(Dataset content Opens)
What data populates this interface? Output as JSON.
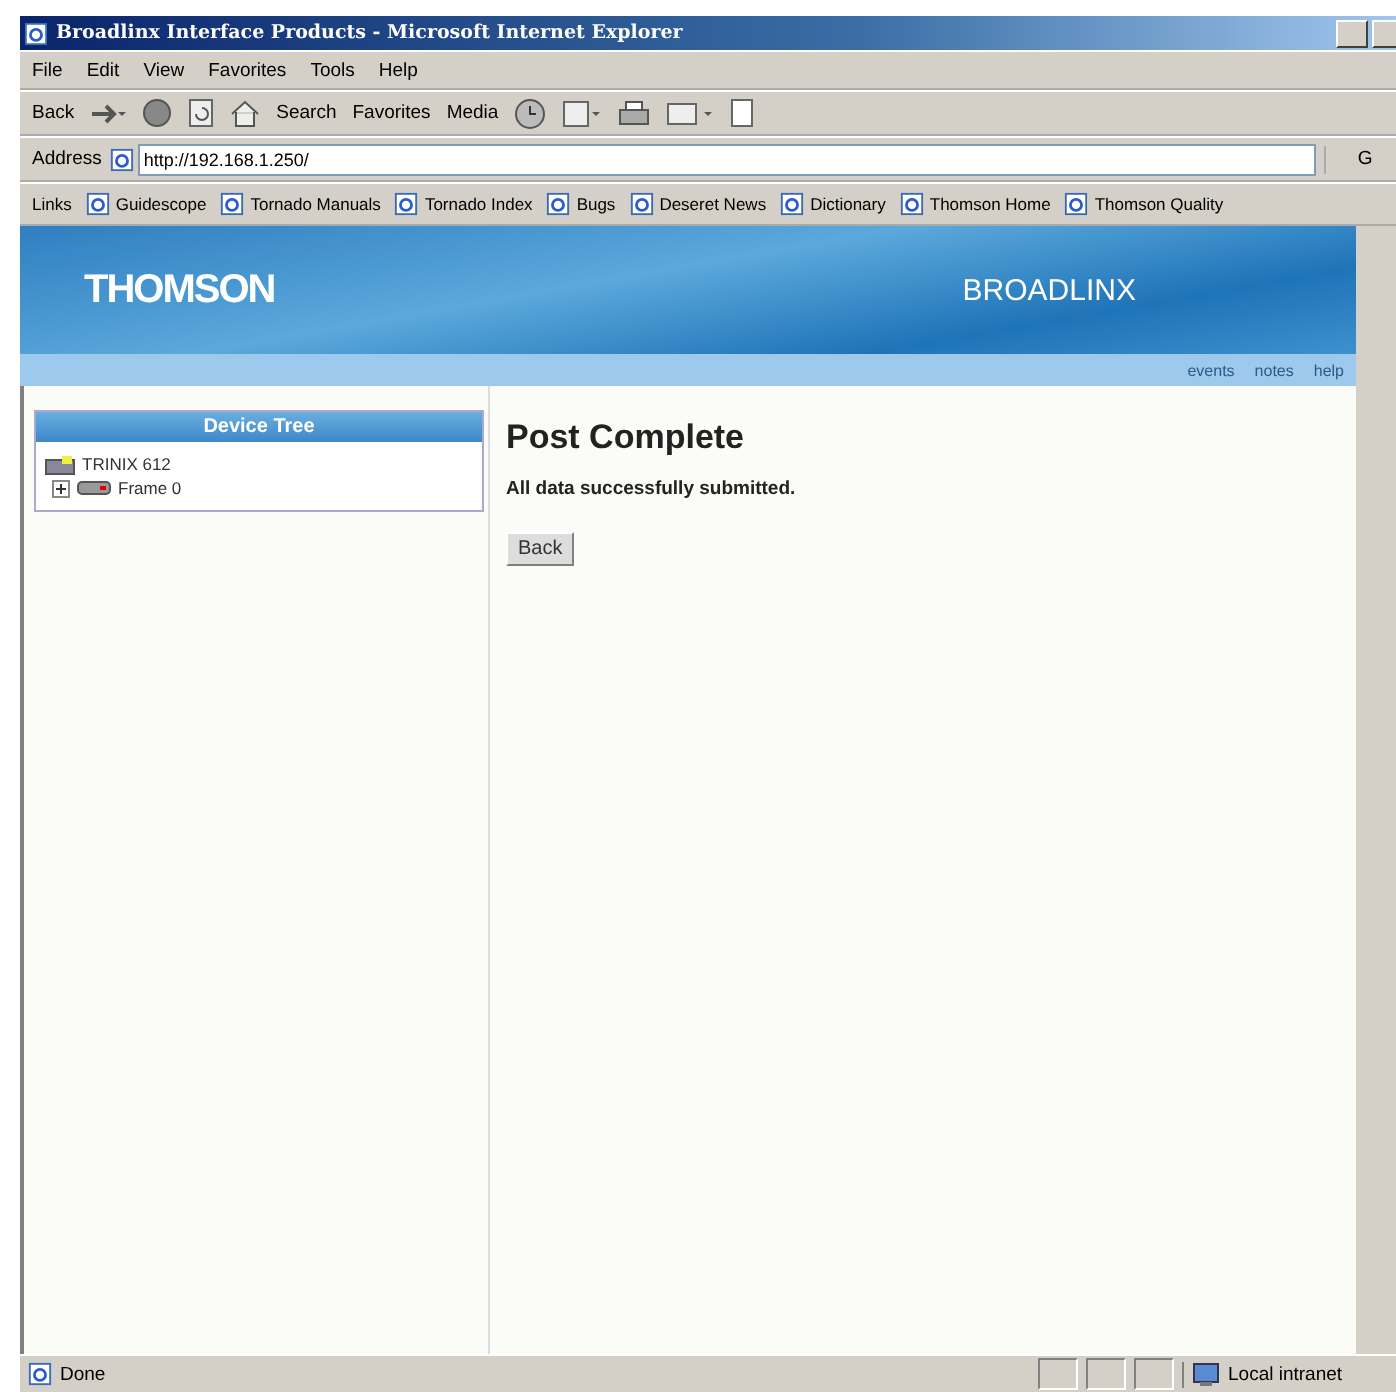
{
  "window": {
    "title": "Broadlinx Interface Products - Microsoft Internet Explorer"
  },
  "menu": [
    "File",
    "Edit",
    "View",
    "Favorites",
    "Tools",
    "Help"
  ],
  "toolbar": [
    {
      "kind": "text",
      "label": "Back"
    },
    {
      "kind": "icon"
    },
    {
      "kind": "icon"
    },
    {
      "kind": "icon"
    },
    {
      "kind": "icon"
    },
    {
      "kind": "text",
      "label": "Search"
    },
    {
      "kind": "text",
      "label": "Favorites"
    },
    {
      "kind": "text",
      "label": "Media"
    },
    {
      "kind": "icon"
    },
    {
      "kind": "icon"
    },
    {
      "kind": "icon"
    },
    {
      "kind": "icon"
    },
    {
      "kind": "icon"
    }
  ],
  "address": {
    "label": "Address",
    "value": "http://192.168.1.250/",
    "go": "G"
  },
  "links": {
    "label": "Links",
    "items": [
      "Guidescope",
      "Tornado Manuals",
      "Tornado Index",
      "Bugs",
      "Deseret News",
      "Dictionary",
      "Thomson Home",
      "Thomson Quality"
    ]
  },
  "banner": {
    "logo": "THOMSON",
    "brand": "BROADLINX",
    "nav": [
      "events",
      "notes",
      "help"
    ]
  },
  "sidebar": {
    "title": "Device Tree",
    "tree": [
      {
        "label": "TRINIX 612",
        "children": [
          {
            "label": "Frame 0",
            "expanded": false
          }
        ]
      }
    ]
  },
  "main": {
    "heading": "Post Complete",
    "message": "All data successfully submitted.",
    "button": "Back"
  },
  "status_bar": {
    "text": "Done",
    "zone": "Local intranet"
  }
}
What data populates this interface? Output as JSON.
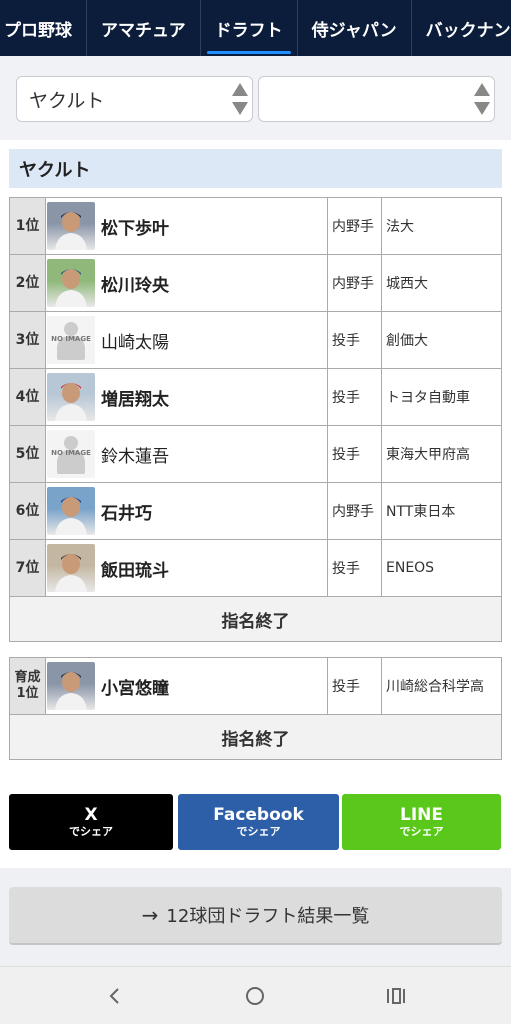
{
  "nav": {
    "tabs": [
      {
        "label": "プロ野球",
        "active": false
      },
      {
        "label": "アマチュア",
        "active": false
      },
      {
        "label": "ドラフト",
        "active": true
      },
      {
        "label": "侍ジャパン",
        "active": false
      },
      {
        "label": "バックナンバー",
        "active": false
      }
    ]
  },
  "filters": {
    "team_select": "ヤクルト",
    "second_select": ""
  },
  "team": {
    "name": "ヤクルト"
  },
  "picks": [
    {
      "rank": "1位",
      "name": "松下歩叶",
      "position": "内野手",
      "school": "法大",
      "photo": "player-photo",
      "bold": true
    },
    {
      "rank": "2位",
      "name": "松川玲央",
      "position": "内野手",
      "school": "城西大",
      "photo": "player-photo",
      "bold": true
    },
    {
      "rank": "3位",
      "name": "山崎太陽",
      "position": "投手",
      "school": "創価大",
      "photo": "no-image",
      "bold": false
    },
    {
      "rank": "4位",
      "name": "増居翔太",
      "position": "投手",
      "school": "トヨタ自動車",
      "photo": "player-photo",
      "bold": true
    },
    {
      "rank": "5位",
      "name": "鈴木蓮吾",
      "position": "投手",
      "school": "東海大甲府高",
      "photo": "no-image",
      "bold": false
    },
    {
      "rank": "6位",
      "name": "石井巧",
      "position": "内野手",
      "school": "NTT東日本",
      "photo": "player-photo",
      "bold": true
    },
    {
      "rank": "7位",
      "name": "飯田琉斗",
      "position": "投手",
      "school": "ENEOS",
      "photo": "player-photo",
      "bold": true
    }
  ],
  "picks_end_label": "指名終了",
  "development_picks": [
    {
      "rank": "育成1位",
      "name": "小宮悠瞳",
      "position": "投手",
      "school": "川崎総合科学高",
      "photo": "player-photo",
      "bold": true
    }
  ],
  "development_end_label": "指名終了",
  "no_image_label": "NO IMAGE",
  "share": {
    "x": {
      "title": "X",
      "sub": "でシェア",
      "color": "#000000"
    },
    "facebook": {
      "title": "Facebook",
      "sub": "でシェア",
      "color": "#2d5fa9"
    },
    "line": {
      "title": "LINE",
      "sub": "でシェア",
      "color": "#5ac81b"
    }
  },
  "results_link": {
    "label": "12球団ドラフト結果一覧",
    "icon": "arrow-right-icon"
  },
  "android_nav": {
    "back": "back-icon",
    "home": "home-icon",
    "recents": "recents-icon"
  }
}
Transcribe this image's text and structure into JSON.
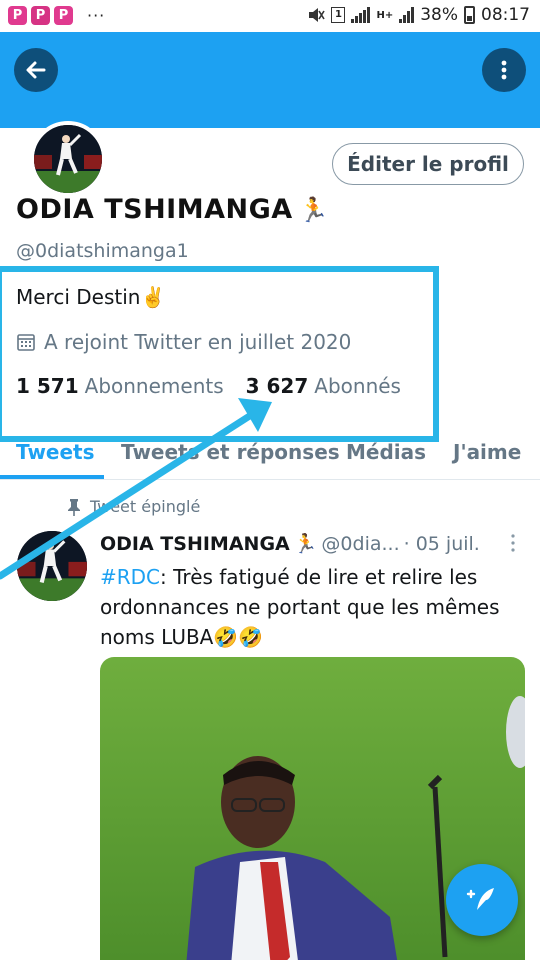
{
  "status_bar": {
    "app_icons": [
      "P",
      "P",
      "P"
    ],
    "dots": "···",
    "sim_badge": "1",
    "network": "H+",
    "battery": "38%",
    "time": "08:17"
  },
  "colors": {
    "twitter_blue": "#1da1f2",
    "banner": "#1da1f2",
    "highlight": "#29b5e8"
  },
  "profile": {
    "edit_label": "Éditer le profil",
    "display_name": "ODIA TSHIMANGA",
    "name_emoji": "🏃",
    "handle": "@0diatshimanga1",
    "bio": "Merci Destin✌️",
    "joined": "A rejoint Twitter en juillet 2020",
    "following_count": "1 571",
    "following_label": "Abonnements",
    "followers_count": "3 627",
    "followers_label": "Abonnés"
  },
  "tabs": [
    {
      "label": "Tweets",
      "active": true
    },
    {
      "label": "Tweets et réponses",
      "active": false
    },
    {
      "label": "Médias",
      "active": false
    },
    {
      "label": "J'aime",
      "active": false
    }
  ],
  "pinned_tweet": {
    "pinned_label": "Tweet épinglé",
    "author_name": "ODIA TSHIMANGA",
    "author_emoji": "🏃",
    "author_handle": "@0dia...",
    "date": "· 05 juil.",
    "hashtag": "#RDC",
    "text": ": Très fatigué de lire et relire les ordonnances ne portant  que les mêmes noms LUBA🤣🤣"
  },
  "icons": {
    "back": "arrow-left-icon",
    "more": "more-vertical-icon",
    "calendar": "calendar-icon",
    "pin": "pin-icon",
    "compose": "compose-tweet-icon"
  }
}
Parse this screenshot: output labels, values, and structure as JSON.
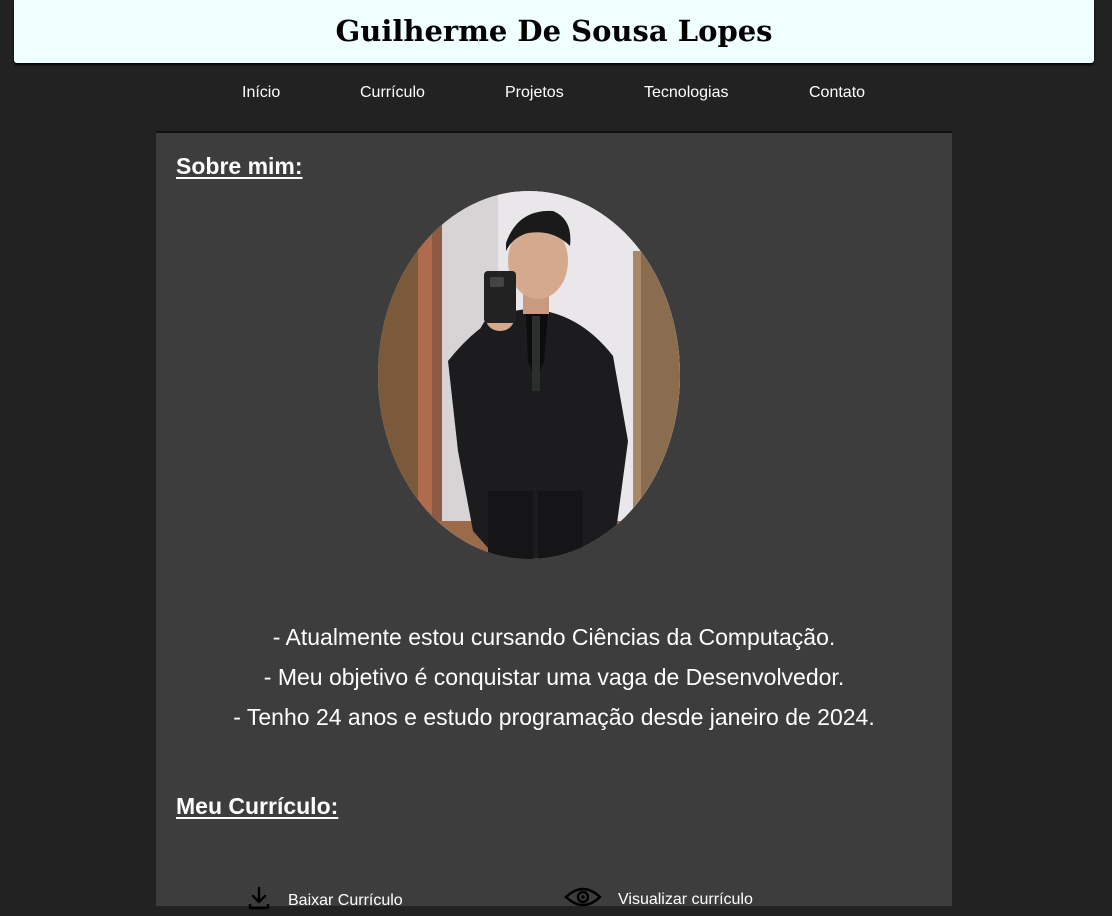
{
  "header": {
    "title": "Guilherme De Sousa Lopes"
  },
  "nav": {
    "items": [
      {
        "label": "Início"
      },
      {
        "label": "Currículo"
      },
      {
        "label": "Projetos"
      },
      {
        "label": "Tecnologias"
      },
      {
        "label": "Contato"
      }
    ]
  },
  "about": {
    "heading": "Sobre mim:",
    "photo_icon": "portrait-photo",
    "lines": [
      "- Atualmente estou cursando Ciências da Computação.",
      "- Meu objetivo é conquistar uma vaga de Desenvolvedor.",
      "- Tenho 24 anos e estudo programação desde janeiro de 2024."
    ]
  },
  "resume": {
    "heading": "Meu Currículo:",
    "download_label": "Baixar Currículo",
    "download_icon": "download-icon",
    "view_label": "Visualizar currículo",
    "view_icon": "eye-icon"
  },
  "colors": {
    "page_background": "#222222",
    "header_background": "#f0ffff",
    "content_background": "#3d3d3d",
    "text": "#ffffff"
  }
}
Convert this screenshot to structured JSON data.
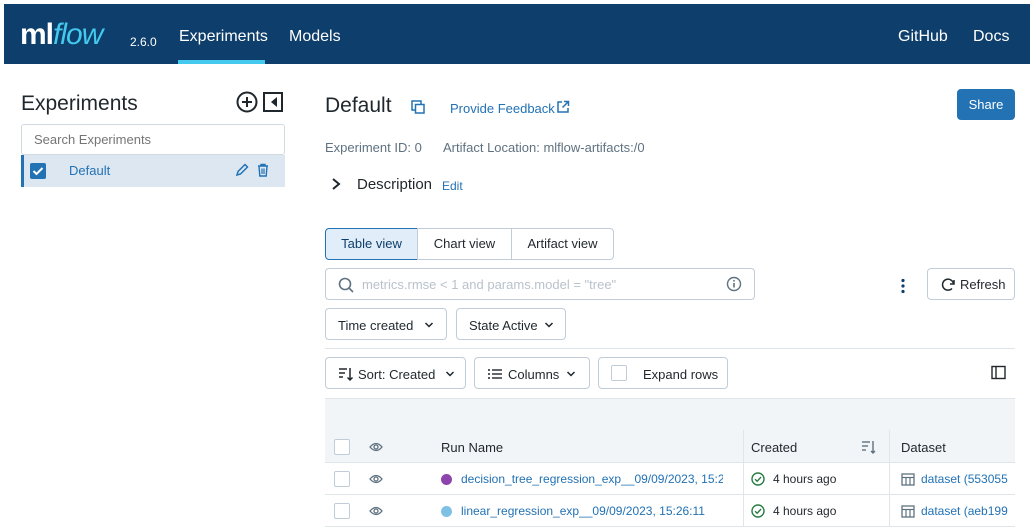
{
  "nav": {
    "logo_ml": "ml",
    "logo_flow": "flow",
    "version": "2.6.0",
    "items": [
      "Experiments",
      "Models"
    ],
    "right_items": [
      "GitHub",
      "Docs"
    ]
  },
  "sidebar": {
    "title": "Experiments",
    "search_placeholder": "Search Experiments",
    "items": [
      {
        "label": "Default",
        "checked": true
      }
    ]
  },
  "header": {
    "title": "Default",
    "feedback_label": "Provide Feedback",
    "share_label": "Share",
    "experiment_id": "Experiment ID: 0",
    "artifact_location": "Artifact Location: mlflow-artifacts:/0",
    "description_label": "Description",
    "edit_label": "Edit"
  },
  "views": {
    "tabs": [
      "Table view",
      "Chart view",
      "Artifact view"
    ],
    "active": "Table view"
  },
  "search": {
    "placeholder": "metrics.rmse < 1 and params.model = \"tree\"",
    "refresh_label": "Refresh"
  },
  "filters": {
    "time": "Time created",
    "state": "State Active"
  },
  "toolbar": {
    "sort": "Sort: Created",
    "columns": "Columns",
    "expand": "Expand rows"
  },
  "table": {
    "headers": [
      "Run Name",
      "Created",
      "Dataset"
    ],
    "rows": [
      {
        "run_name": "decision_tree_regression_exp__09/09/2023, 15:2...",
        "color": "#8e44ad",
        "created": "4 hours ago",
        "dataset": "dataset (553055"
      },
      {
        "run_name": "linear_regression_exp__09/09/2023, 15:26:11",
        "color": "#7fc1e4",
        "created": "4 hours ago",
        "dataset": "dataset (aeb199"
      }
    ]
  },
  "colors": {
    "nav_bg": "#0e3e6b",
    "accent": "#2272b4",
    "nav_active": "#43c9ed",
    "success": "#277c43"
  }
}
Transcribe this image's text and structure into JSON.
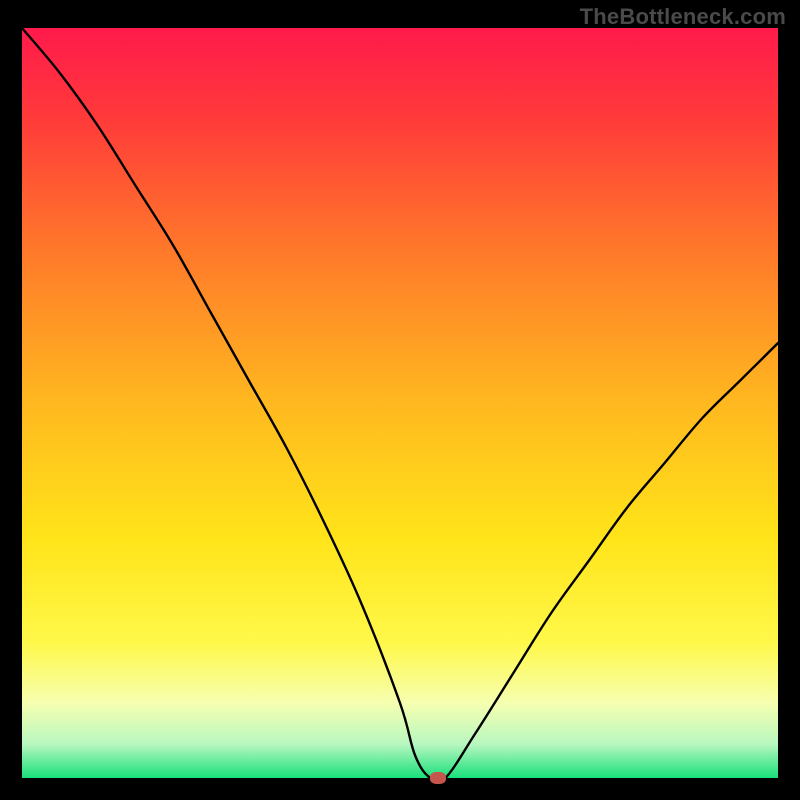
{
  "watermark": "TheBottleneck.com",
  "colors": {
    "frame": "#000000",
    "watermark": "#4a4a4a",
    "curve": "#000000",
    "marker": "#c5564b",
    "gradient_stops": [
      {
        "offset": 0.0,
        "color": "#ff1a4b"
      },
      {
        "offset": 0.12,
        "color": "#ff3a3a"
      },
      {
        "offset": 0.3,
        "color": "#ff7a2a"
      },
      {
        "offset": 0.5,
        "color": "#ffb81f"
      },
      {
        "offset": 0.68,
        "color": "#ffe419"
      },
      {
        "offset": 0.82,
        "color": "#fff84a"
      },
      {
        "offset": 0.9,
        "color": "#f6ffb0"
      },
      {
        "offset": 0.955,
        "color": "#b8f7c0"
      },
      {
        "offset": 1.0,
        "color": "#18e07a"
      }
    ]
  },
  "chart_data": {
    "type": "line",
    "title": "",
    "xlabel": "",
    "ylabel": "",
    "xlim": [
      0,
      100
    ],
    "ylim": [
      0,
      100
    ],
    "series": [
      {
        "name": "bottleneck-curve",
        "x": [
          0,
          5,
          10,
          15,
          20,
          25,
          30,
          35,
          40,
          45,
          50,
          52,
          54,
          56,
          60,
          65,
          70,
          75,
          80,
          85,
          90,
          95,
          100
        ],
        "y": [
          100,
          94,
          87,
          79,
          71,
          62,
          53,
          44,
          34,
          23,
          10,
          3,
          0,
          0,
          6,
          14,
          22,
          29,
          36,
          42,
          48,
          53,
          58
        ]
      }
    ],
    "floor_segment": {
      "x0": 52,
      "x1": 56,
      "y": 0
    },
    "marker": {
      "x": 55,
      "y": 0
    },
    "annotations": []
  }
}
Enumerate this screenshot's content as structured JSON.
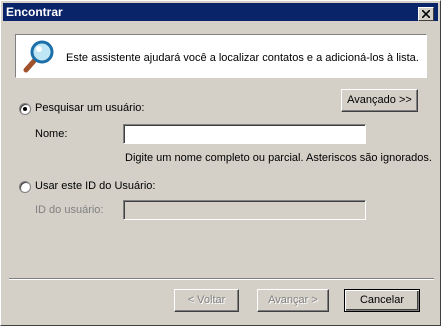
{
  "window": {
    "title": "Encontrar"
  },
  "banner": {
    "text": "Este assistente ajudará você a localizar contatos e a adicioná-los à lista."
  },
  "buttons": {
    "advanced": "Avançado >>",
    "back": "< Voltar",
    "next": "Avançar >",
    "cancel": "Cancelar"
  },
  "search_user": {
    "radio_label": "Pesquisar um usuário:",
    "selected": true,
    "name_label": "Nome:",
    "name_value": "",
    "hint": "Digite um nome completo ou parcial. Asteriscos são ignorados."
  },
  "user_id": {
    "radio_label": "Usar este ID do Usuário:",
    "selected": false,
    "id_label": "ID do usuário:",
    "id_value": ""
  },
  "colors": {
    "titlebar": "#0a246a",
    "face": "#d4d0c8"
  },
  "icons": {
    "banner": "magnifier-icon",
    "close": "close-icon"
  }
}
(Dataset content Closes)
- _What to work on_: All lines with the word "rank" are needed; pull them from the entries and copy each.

- _The completed task_:
      "rank": "1位",
      "rank": "2位",
      "rank": "3位",
      "rank": "4位",
      "rank": "5位",
      "rank": "6位",
      "rank": "7位",
      "rank": "育成1位",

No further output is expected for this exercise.